The concepts of service and sacrifice have been a part of my life since I was young. When I moved away from home at 14, I got my first taste of both. At first, though, there wasn’t really much of either service to God or sacrifice. It was more an experience … fun and exciting and new. Learning about God and others and myself. Growing up a little more. Making friends.
When I felt the “call to India” at 15, the concept grew a little more clear, and more poignant. When I was 16 and actually moved to India, and my best friend died half a world away, in my mind I tangibly felt God pull the rug of companionship and kin out from under me. I knew it was for a reason but that didn’t make it easier.

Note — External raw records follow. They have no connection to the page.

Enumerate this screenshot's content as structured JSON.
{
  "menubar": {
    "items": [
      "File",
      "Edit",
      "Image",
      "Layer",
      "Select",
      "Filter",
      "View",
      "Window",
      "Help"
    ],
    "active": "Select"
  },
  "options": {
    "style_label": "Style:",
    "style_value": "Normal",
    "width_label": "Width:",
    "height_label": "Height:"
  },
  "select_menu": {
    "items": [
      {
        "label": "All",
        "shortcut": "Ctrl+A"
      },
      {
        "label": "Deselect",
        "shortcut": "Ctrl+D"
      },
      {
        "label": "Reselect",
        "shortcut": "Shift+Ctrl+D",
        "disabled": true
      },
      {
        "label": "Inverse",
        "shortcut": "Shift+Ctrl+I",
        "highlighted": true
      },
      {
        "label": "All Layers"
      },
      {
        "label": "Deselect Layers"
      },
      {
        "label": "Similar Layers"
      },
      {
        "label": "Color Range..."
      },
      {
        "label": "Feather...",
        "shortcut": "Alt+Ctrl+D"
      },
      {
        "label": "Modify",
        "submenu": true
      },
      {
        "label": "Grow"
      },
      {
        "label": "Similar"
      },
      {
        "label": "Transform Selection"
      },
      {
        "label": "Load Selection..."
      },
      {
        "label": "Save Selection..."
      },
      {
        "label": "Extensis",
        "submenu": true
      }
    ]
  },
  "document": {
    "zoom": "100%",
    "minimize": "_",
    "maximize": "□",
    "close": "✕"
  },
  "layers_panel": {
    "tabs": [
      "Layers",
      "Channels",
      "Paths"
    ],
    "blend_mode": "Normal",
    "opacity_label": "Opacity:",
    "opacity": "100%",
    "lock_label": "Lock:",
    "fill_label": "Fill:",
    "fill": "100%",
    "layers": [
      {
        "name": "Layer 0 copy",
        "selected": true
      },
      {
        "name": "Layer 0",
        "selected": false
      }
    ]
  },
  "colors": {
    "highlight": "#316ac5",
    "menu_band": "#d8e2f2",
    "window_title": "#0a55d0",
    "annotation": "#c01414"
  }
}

When I was 18, I visited my family for a short time before returning to India, and upon arriving back in India, I suffered from depression for months … and never told anyone how I was feeling. I never felt so alone.
Year after year, experience stacked upon experience. I had my Mount Moriah moments, where I felt too much had been asked of me … yet I received back in return more than I could hope. I also had my Garden of Gethsemane moments, where I asked for the cup to pass untouched.
But not a single sorrow or heartbreak or sacrifice would I trade now, for all that has been given to me in return.
I’m 31, and have a wonderful and loving husband, talented and beautiful children, work that I love, goals I am chasing after with a passion, a home, friends and family nearby. God has blessed me beyond measure.
So that’s a little bit about me and a touch of my experience with both service and sacrifice. That’s why, when I heard the song by Sidewalk Prophets, “You Can Have Me,” it struck a chord deep inside.
If I saw You on the street
And You said come and follow me
But I had to give up everything
All I once held dear and all of my dreams
Would I love You enough to let go
Or would my love run dry
When You asked for my life?
Telling the Father of Love, “You can have me” is not meant to be a one-time event. I ask myself, what would my response be if He once again asked me to give up everything? For some reason, I don’t think in those terms much anymore … I gave. He gave back to me. End of story.
But is it?
Or is that perspective the very thing that so often makes our love for God unmoving? Unconsuming?
May the prayer of my heart be, as the song goes …
I will love You enough to let go
Lord, I give you my life
I want to be where You are
I’m running into Your arms
And I will never look back
So Jesus, here is my heart